The agreement will be signed in Hanoi on June 30. The European Council announced on Tuesday that it has approved the European Union – Vietnam Free Trade Agreement (EVFTA) and the EU – Vietnam Investment Protection Agreement (EVIPA), and assigned the EU to sign the deals with Vietnam on June 30 in Hanoi The EVFTA and EVIPA are the most ambitious agreements concluded between the EU and a developing country. Once the EVFTA takes effect, over 99 per cent of tariff on goods from both sides will be lifted. Vietnam will remove 65 per cent of import tariff on goods from the EU. Remaining tariffs will be removed in the next decade. Besides offering significant economic opportunities, the trade agreement ensures that trade, investment and sustainable development go hand in hand, by setting the highest standards of labour, safety, environmental and consumer protection. Meanwhile, the EVITA will h


By Viet Nam News
June 26, 2019

Diplomacy

US should stop forcing nations to take sides

China state media says US should stop pursuing its polarising diplomacy programs. When then US president Barack Obama launched his Pivot to Asia strategy in 2012, trying to drive a wedge between China and its neighbors, the Southeast Asian nations’ response was loud and clear: They did not want to be forced to choose between China and the United States. The US has been a security ally for some ASEAN nations, while China has been their largest trade partner. So maintaining good relations with both makes perfect sense. European nations also resisted US pressure in 2015 by joining the Asian Infrastructure Investment Bank. Luxembourg will host the AIIB’s first annual meeting outside Asia next month. After labeling China a revisionist power and a strategic competitor in its 2018 national security strategy, the US has intensified its efforts to curtail the rise of China. Instead of l


By China Daily
June 26, 2019

Diplomacy

Pakistan’s Iran conundrum

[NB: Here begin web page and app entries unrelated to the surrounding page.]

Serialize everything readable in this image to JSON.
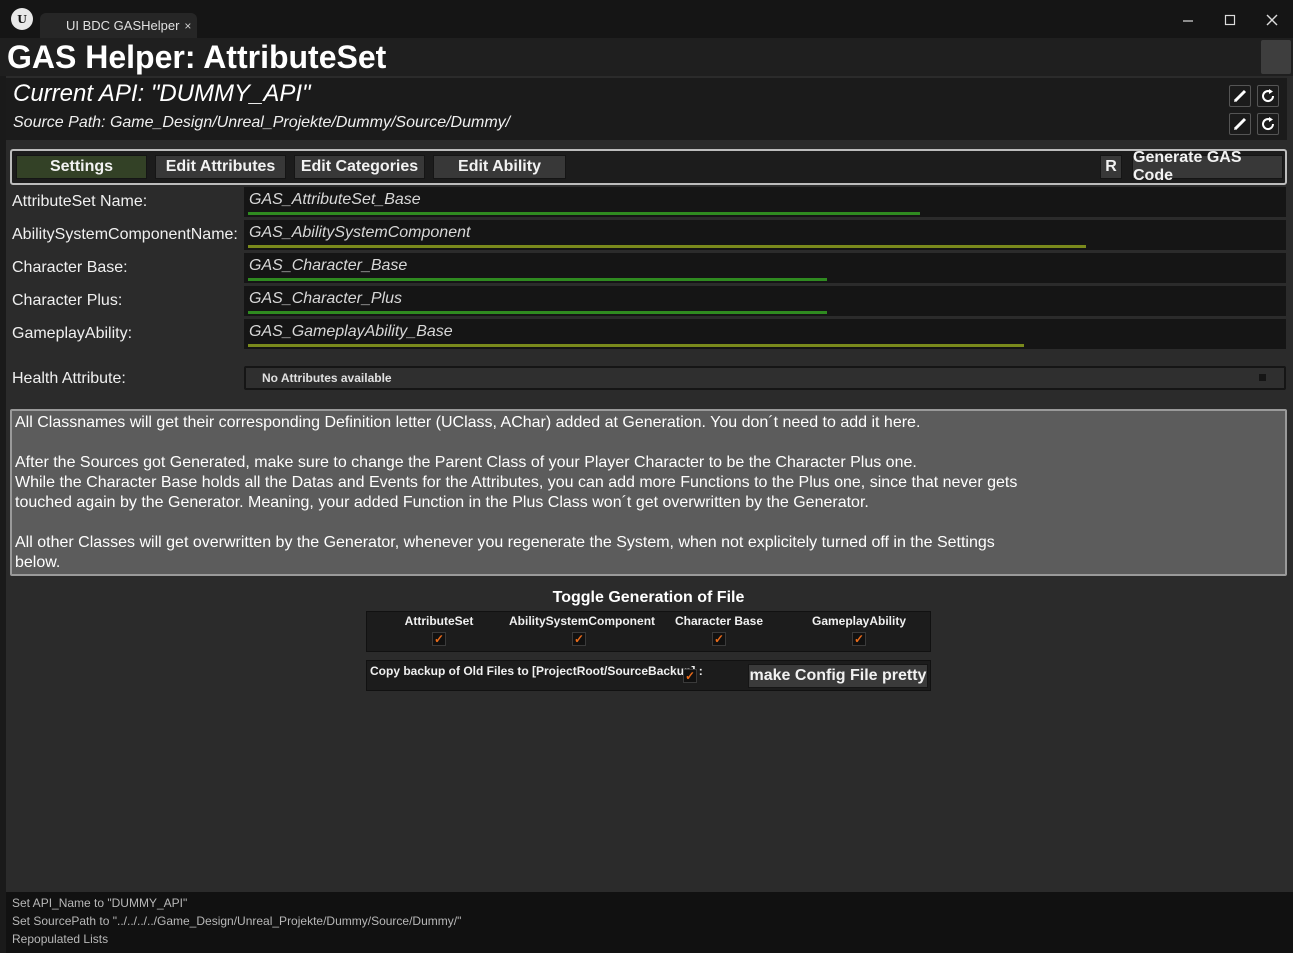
{
  "window": {
    "tab_title": "UI BDC GASHelper",
    "tab_close": "×",
    "logo_text": "U",
    "minimize_icon": "minimize-icon",
    "maximize_icon": "maximize-icon",
    "close_icon": "close-icon"
  },
  "page_title": "GAS Helper: AttributeSet",
  "api": {
    "current_api": "Current API: \"DUMMY_API\"",
    "source_path": "Source Path: Game_Design/Unreal_Projekte/Dummy/Source/Dummy/"
  },
  "toolbar": {
    "tabs": [
      "Settings",
      "Edit Attributes",
      "Edit Categories",
      "Edit Ability"
    ],
    "active_tab": "Settings",
    "r_label": "R",
    "generate_label": "Generate GAS Code"
  },
  "settings": {
    "rows": [
      {
        "label": "AttributeSet Name:",
        "value": "GAS_AttributeSet_Base",
        "bar_fill": 0.65,
        "bar_color": "#2f8a20"
      },
      {
        "label": "AbilitySystemComponentName:",
        "value": "GAS_AbilitySystemComponent",
        "bar_fill": 0.81,
        "bar_color": "#7a8a1c"
      },
      {
        "label": "Character Base:",
        "value": "GAS_Character_Base",
        "bar_fill": 0.56,
        "bar_color": "#2f8a20"
      },
      {
        "label": "Character Plus:",
        "value": "GAS_Character_Plus",
        "bar_fill": 0.56,
        "bar_color": "#2f8a20"
      },
      {
        "label": "GameplayAbility:",
        "value": "GAS_GameplayAbility_Base",
        "bar_fill": 0.75,
        "bar_color": "#7a8a1c"
      }
    ],
    "health_label": "Health Attribute:",
    "health_value": "No Attributes available"
  },
  "info": {
    "p1": "All Classnames will get their corresponding Definition letter (UClass, AChar) added at Generation. You don´t need to add it here.",
    "p2a": "After the Sources got Generated, make sure to change the Parent Class of your Player Character to be the Character Plus one.",
    "p2b": "While the Character Base holds all the Datas and Events for the Attributes, you can add more Functions to the Plus one, since that never gets",
    "p2c": "touched again by the Generator. Meaning, your added Function in the Plus Class won´t get overwritten by the Generator.",
    "p3a": "All other Classes will get overwritten by the Generator, whenever you regenerate the System, when not explicitely turned off in the Settings",
    "p3b": "below."
  },
  "toggle": {
    "title": "Toggle Generation of File",
    "items": [
      {
        "label": "AttributeSet",
        "checked": true
      },
      {
        "label": "AbilitySystemComponent",
        "checked": true
      },
      {
        "label": "Character Base",
        "checked": true
      },
      {
        "label": "GameplayAbility",
        "checked": true
      }
    ],
    "check_mark": "✓",
    "backup_label": "Copy backup of Old Files to [ProjectRoot/SourceBackup] :",
    "backup_checked": true,
    "pretty_label": "make Config File pretty"
  },
  "log": [
    "Set API_Name to \"DUMMY_API\"",
    "Set SourcePath to \"../../../../Game_Design/Unreal_Projekte/Dummy/Source/Dummy/\"",
    "Repopulated Lists"
  ],
  "colors": {
    "accent_check": "#e86a1a",
    "active_tab": "#334126"
  }
}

It’s hard to identify any country that benefits from relentless US efforts to tighten the screws on Iran. On November 21, 1979, Pakistani protesters stormed the United States embassy in Islamabad. They smashed windows and set fire to the building. By the time the Pakistani military had quelled the violence, the embassy had sustained extensive damage and several people — both Americans and Pakistanis — had died. The attack came at a tense moment for US-Pakistan relations. Several months earlier, Washington


By Dawn
June 26, 2019

Diplomacy

US, China must compromise to reach deal: Chinese official

Both sides must come together in good faith for any progress to be made. Both China and the United States must be willing to compromise if they are to reach a deal when presidents Xi Jinping and Donald Trump meet at the G-20 Summit this week, a Chinese trade official has said. Vice-Minister for Commerce Wang Shouwen said at a news briefing yesterday that trade teams from both sides are in talks. He did not elaborate, but stressed that China negotiates on the basis of mutual respect, equality and mutual benefit. “An agreement reached has to be beneficial for both sides, and meeting each other halfway means both sides must be willing to compromise – not just one side giving way,” said Mr Wang, who is part of China’s negotiating team.


By The Straits Times
June 26, 2019

Diplomacy

Pakistan to get $3bn in deposits, direct investments from Qatar

Pakistan has recently received loans from the World Bank and investments from the Saudis. Qatar is making $3 billion dollars worth of new investments in Pakistan, in the form of deposits and direct investments, said Special Assistant to Prime Minister on Information and Broadcasting Dr Firdous Ashiq Awan on Monday. The economic partnership between Qatar and Pakistan will reach $9 billion, Qatar News Agency quoted foreign minister Sheikh Mohammed bin Abdulrahman Al Thani as saying. “The Qatari-Pakistani economic partnership will amount to $9 billion. Qatar affirms


By Dawn
June 25, 2019